"Fraw-bee," my twins said pointing to the television, "Fraw-bee!" And I knew what this meant because, finally, I am fluent in a second language, "Twinese."
"Frosty?" I said with a meek smile, not doing a good job of masking my hesitation.
"YES!" they fired back with head nods and huge beaming grins.
"Really?" But I knew I had no choice. They wanted to watch "Frosty the Snowman," and I wanted to clean up breakfast and wash my face and brush my teeth and oh yeah, get us dressed so we could get out the door. If this movie was going to satisfy them and hold their attention for a few minutes so I could do these desired things, Frosty the Snowman, it must be.
Watching the movie is fun--up to a point.
My kids join hands like they see the ones do in the film and dance like them in a circle and sing. (Yes, we are that jolly.)
But even "Frosty the Snowman" is not safe; even Frosty does not shelter us from the harsh reality of our own mortality (You: great sentence!).
Frosty (spoiler alert!)...freakin' melts.
"I could stand to lose a few pounds," he jokes marching into a greenhouse. (It's always the nice ones marching down the steps in a b-rate slasher movie, leaving the audience yelling, no! No!) And before they know it their beloved friend, the nicest guy ever who was just dancing and singing a minute ago is reduced to a puddle of water.
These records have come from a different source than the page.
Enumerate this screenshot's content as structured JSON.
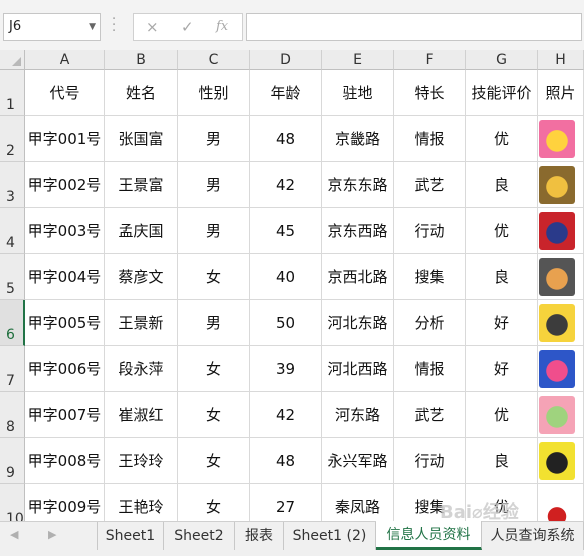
{
  "formula_bar": {
    "name_box": "J6",
    "cancel_icon": "×",
    "enter_icon": "✓",
    "fx_label": "fx",
    "formula": ""
  },
  "columns": [
    "A",
    "B",
    "C",
    "D",
    "E",
    "F",
    "G",
    "H"
  ],
  "row_numbers": [
    "1",
    "2",
    "3",
    "4",
    "5",
    "6",
    "7",
    "8",
    "9",
    "10"
  ],
  "active_row": "6",
  "headers": [
    "代号",
    "姓名",
    "性别",
    "年龄",
    "驻地",
    "特长",
    "技能评价",
    "照片"
  ],
  "rows": [
    [
      "甲字001号",
      "张国富",
      "男",
      "48",
      "京畿路",
      "情报",
      "优"
    ],
    [
      "甲字002号",
      "王景富",
      "男",
      "42",
      "京东东路",
      "武艺",
      "良"
    ],
    [
      "甲字003号",
      "孟庆国",
      "男",
      "45",
      "京东西路",
      "行动",
      "优"
    ],
    [
      "甲字004号",
      "蔡彦文",
      "女",
      "40",
      "京西北路",
      "搜集",
      "良"
    ],
    [
      "甲字005号",
      "王景新",
      "男",
      "50",
      "河北东路",
      "分析",
      "好"
    ],
    [
      "甲字006号",
      "段永萍",
      "女",
      "39",
      "河北西路",
      "情报",
      "好"
    ],
    [
      "甲字007号",
      "崔淑红",
      "女",
      "42",
      "河东路",
      "武艺",
      "优"
    ],
    [
      "甲字008号",
      "王玲玲",
      "女",
      "48",
      "永兴军路",
      "行动",
      "良"
    ],
    [
      "甲字009号",
      "王艳玲",
      "女",
      "27",
      "秦凤路",
      "搜集",
      "优"
    ]
  ],
  "sheet_tabs": [
    "Sheet1",
    "Sheet2",
    "报表",
    "Sheet1 (2)",
    "信息人员资料",
    "人员查询系统"
  ],
  "active_tab": "信息人员资料",
  "colors": {
    "accent": "#217346",
    "grid": "#d9d9d9",
    "header_bg": "#ececec"
  }
}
Karen, the little girl in the movie, starts crying, and my twins start crying, too.
I'm sorry, did I say crying? I mean sobbing. Real tears. They point at the screen and wail incoherently, "BLAAHH!" while a montage of all the good times from Frosty the Snowman's life plays to a slow-downed version of his theme song. It's like "Beaches" for toddlers. Here Lies Frosty, He Did A Lot Of Jigging.
At this point I run over and scoop them up, cradle their heads against my shoulder, say "shh, it's okay, look, look! Santa saves him! Frosty comes back! It's magic snow!" And I pause for minute with silent intentions, thinking if only this would always be true in life, if Santa would always come in and save us, if I could always tell them everything's going to be all right because it's magic snow. "It's okay, babies, look, look..." On cue the music picks up and lo and behold--"Happy Birthday!"--Frosty comes back to life and can jig again.
(All of this before nine a.m.)
The tears vanish and the dancing and clapping resume.
And immediately upon the movie ending, they want to do it all over again.
Meanwhile. . . I watch the movie "Indecent Proposal" every time it's on (*back when it was on, back when I watched television, back when cougars were just animals and not associated with the lovely Demi Moore, back when I not only couldn't swaddle like a ninja but didn't even know what a swaddle was), and every time I cry and cry.
Have I ever told you I love you? The hippos?
This thing in us, this need to torture ourselves maybe? This need to stir emotions, awaken, feel things, it's real.
Go ahead, ask me, why is math important--well, actually, no, ask someone else that question. Why are the arts important? Why is English important? Why is reading important? Why is this book important, even The Old Man and the Sea?
Because. . . long live the story.